    It is acceptable to counter a specious argument by saying “95 times out of 100, this construction is used to mean X”, because that refers to the likelihood that a construction is being used in a certain way. However, ideas like the “rule” of the last antecedent, and the “rule” referred to in this case, do not reflect what people use in practice, but what someone once considered people should use. “Do” and “should” are not the same thing, and “should” has nothing to do with objectively determining intention.

  • SChalmers

    Ken, I can’t help but think that the US habit of jamming things up into large rectangular blocks of text bears a good part of the shame. This is one of the main benefits of the ‘multi-level indentation’ that is much more common in English and Aussie drafting. By stretching things out, it becomes graphically obvious what the final modifier’s antecedents are.

    • http://www.adamsdrafting.com/ Ken Adams
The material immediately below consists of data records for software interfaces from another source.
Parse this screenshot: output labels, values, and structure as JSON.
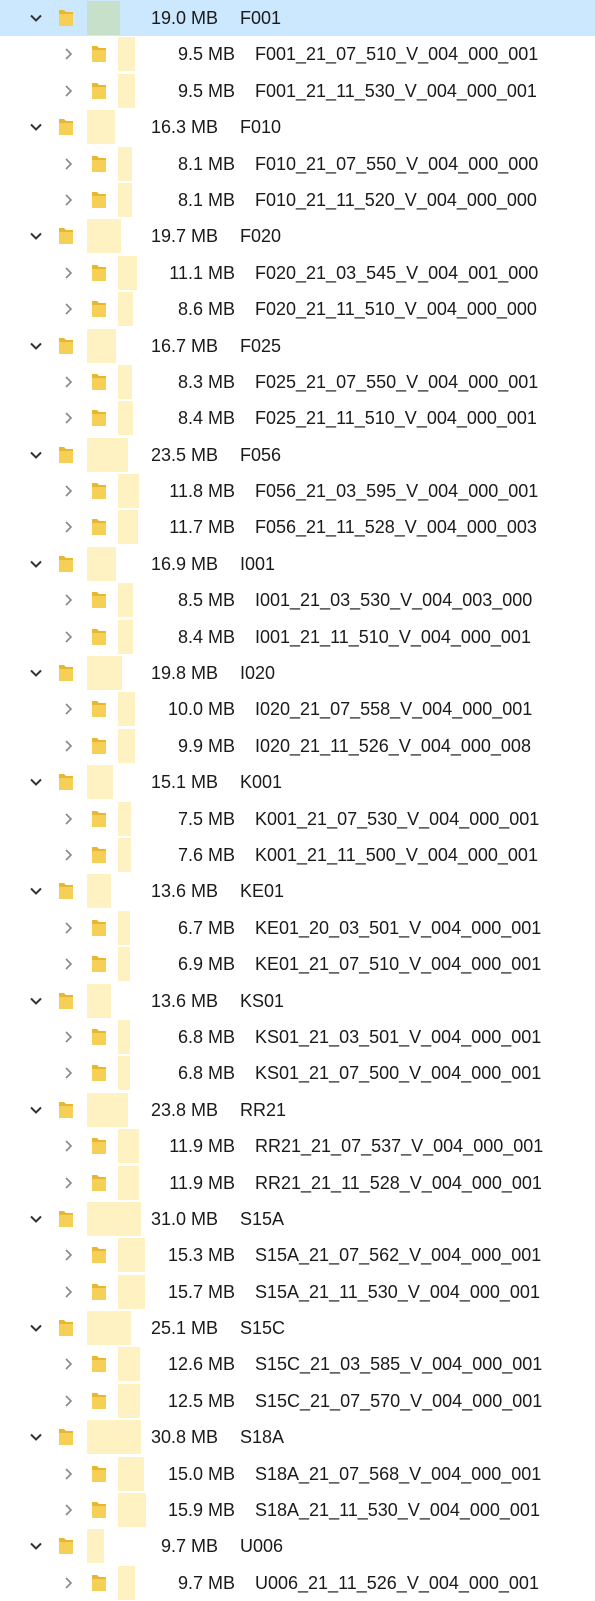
{
  "colors": {
    "selection": "#cce8ff",
    "size_bar": "#fff2c2",
    "selected_size_bar": "#c7e0c9",
    "folder": "#f4c542"
  },
  "groups": [
    {
      "size": "19.0 MB",
      "name": "F001",
      "share": 0.613,
      "selected": true,
      "children": [
        {
          "size": "9.5 MB",
          "name": "F001_21_07_510_V_004_000_001",
          "share": 0.306
        },
        {
          "size": "9.5 MB",
          "name": "F001_21_11_530_V_004_000_001",
          "share": 0.306
        }
      ]
    },
    {
      "size": "16.3 MB",
      "name": "F010",
      "share": 0.526,
      "children": [
        {
          "size": "8.1 MB",
          "name": "F010_21_07_550_V_004_000_000",
          "share": 0.261
        },
        {
          "size": "8.1 MB",
          "name": "F010_21_11_520_V_004_000_000",
          "share": 0.261
        }
      ]
    },
    {
      "size": "19.7 MB",
      "name": "F020",
      "share": 0.635,
      "children": [
        {
          "size": "11.1 MB",
          "name": "F020_21_03_545_V_004_001_000",
          "share": 0.358
        },
        {
          "size": "8.6 MB",
          "name": "F020_21_11_510_V_004_000_000",
          "share": 0.277
        }
      ]
    },
    {
      "size": "16.7 MB",
      "name": "F025",
      "share": 0.539,
      "children": [
        {
          "size": "8.3 MB",
          "name": "F025_21_07_550_V_004_000_001",
          "share": 0.268
        },
        {
          "size": "8.4 MB",
          "name": "F025_21_11_510_V_004_000_001",
          "share": 0.271
        }
      ]
    },
    {
      "size": "23.5 MB",
      "name": "F056",
      "share": 0.758,
      "children": [
        {
          "size": "11.8 MB",
          "name": "F056_21_03_595_V_004_000_001",
          "share": 0.381
        },
        {
          "size": "11.7 MB",
          "name": "F056_21_11_528_V_004_000_003",
          "share": 0.377
        }
      ]
    },
    {
      "size": "16.9 MB",
      "name": "I001",
      "share": 0.545,
      "children": [
        {
          "size": "8.5 MB",
          "name": "I001_21_03_530_V_004_003_000",
          "share": 0.274
        },
        {
          "size": "8.4 MB",
          "name": "I001_21_11_510_V_004_000_001",
          "share": 0.271
        }
      ]
    },
    {
      "size": "19.8 MB",
      "name": "I020",
      "share": 0.639,
      "children": [
        {
          "size": "10.0 MB",
          "name": "I020_21_07_558_V_004_000_001",
          "share": 0.323
        },
        {
          "size": "9.9 MB",
          "name": "I020_21_11_526_V_004_000_008",
          "share": 0.319
        }
      ]
    },
    {
      "size": "15.1 MB",
      "name": "K001",
      "share": 0.487,
      "children": [
        {
          "size": "7.5 MB",
          "name": "K001_21_07_530_V_004_000_001",
          "share": 0.242
        },
        {
          "size": "7.6 MB",
          "name": "K001_21_11_500_V_004_000_001",
          "share": 0.245
        }
      ]
    },
    {
      "size": "13.6 MB",
      "name": "KE01",
      "share": 0.439,
      "children": [
        {
          "size": "6.7 MB",
          "name": "KE01_20_03_501_V_004_000_001",
          "share": 0.216
        },
        {
          "size": "6.9 MB",
          "name": "KE01_21_07_510_V_004_000_001",
          "share": 0.223
        }
      ]
    },
    {
      "size": "13.6 MB",
      "name": "KS01",
      "share": 0.439,
      "children": [
        {
          "size": "6.8 MB",
          "name": "KS01_21_03_501_V_004_000_001",
          "share": 0.219
        },
        {
          "size": "6.8 MB",
          "name": "KS01_21_07_500_V_004_000_001",
          "share": 0.219
        }
      ]
    },
    {
      "size": "23.8 MB",
      "name": "RR21",
      "share": 0.768,
      "children": [
        {
          "size": "11.9 MB",
          "name": "RR21_21_07_537_V_004_000_001",
          "share": 0.384
        },
        {
          "size": "11.9 MB",
          "name": "RR21_21_11_528_V_004_000_001",
          "share": 0.384
        }
      ]
    },
    {
      "size": "31.0 MB",
      "name": "S15A",
      "share": 1.0,
      "children": [
        {
          "size": "15.3 MB",
          "name": "S15A_21_07_562_V_004_000_001",
          "share": 0.494
        },
        {
          "size": "15.7 MB",
          "name": "S15A_21_11_530_V_004_000_001",
          "share": 0.506
        }
      ]
    },
    {
      "size": "25.1 MB",
      "name": "S15C",
      "share": 0.81,
      "children": [
        {
          "size": "12.6 MB",
          "name": "S15C_21_03_585_V_004_000_001",
          "share": 0.406
        },
        {
          "size": "12.5 MB",
          "name": "S15C_21_07_570_V_004_000_001",
          "share": 0.403
        }
      ]
    },
    {
      "size": "30.8 MB",
      "name": "S18A",
      "share": 0.994,
      "children": [
        {
          "size": "15.0 MB",
          "name": "S18A_21_07_568_V_004_000_001",
          "share": 0.484
        },
        {
          "size": "15.9 MB",
          "name": "S18A_21_11_530_V_004_000_001",
          "share": 0.513
        }
      ]
    },
    {
      "size": "9.7 MB",
      "name": "U006",
      "share": 0.313,
      "children": [
        {
          "size": "9.7 MB",
          "name": "U006_21_11_526_V_004_000_001",
          "share": 0.313
        }
      ]
    }
  ]
}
      Scott: I note in MSCD that you can use tabulation to eliminate syntactic ambiguity, but I prefer other methods. I use tabulation only when a sentence contains enough separate concepts that breaking them up makes them easier to read. Ken

  • Oceander

    I agree that the simplest – and best – solution is to avoid the problem in the first place by better drafting; however, I disagree with the point that a comma doesn’t change meaning. I certainly read the basketball players sentence as stated by the court: the second statement definitely limits the spectacular dunking to the two large guards. I would just as certainly expect (a) the writer to understand the difference and (b) a judge to give the difference meaning.
    As for what writers and readers should be expected to have in mind, I would not expect the writer of a local sports column, or a casual reader thereof, to spot the difference; I would, however, expect a highly paid firm of attorneys drafting an agreement, and an experienced judge interpreting that agreement, to understand and appreciate the difference.

    • http://www.adamsdrafting.com/ Ken Adams

      O: The fact that I don’t share your confidence in the meaning conveyed might shake that confidence a bit. Ultimately, something means what readers think it means.

      There are some nuances that I didn’t get into. I might write a short article about this.

      Ken